When it comes to cybersecurity, organizations often focus on the big picture. But security threats can also be found on more granular levels of a company’s infrastructure, such as its DNS servers. Any organization that relies on the internet to do business needs to have DNS security in place. One way to address DNS security issues is to educate your staff about best practices for keeping their DNS information safe.
The DNS, or domain name system, is a key part of the internet infrastructure, and DNS servers are often the target of attacks. A DNS security strategy helps to protect DNS servers from attack and to ensure that they are able to continue to function even if an attack is successful. There are a number of different DNS security strategies that organizations can use, and the best strategy for any given organization will depend on a number of factors. However, all DNS security strategies should include some basic elements, such as DNS server hardening, DNS authentication, and DNS filtering.
In this post, I’ll walk through the top steps you can take to identify and mitigate risks related to your organization’s DNS environment.
Step 1: Start by looking at your DNS traffic
The first step to understanding your DNS traffic is to know what it is. DNS (Domain Name System) traffic is the communication between your device and the internet, beginning with a request for a website and ending with an answer about where on the internet that site can be found. This process involves looking up a domain name, sending that request through your network infrastructure, receiving an answer from the DNS server responsible for resolving requests for that domain name, and finally sending data to whatever destination service is needed.
Step 2: Next, verify the DNS servers that are being used for lookups
The next step is to verify the DNS servers that are being used for lookups. You should do this to ensure that they’re secure and not being used for malicious purposes. (ativan) It’s also a good idea to check whether or not they’re being misused by sending spam, malware, and other malicious content. If a hacker has control over one of your organization’s primary DNS servers, then all devices in your organization will get infected by any unsecured content on these servers.
Step 3: Look for anomalous behavior
Now that you’ve identified whether there are security issues with your DNS infrastructure, it’s time to find out if there are any anomalies within that infrastructure.
There are several ways to do this:
- Look for unexpected DNS traffic. You can use tools like Topology from Sysdig to get a visual representation of your network and identify anomalous behavior. For example, if a user is running an unusual amount of DNS queries from their device, this could be an indication of malicious activity.
- Look for traffic that doesn’t match the normal pattern or user profile (for example, if there is high latency or lots of packet loss). This can help identify malware on user devices and other suspicious activity as well as nonstandard usage patterns due to internal attacks against servers in your organization’s network perimeter defenses (NDPs).
Step 4: Monitor your network and keep iterating
As a final step, you need to monitor your network to keep it secure. Monitoring is important because it allows you to identify and prevent problems with your DNS, as well as quickly identify and mitigate threats. If you proactively monitor your DNS security, it can help ensure that the data in your organization remains safe at all times.

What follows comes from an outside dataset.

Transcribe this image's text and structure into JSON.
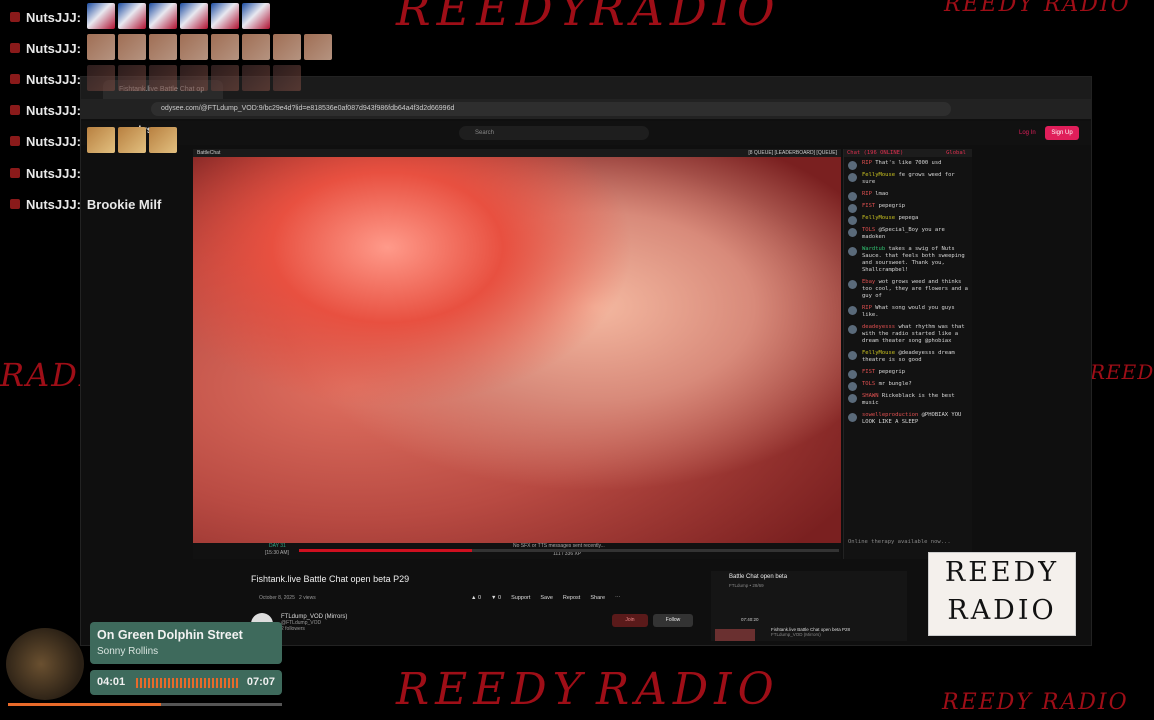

People often think of monitoring as something they do once or twice per year when they perform routine audits on their network—but this isn’t sufficient for keeping things secure over time. In fact, monitoring should be ongoing so that IT professionals can stay up-to-date with real-time information about changes that occur within their networks and systems. An effective monitoring strategy will also allow them to keep an eye out for anything unusual that may occur in order to take action before any damage occurs (or even better: prevent those events from happening).
In the end, it’s important to remember that your organization is only as secure as its weakest link. So, if you want to ensure that your network is safe from DNS attacks and other threats, it’s crucial to take a closer look at the system itself. You should start by looking at how much traffic goes through it each day and what kind of activity you see on those networks. Then look for anything anomalous or out-of-the-ordinary—those are signs that something fishy might be going on! Lastly, don’t forget about monitoring systems; ensure they’re set up correctly so they can catch intruders before getting into trouble!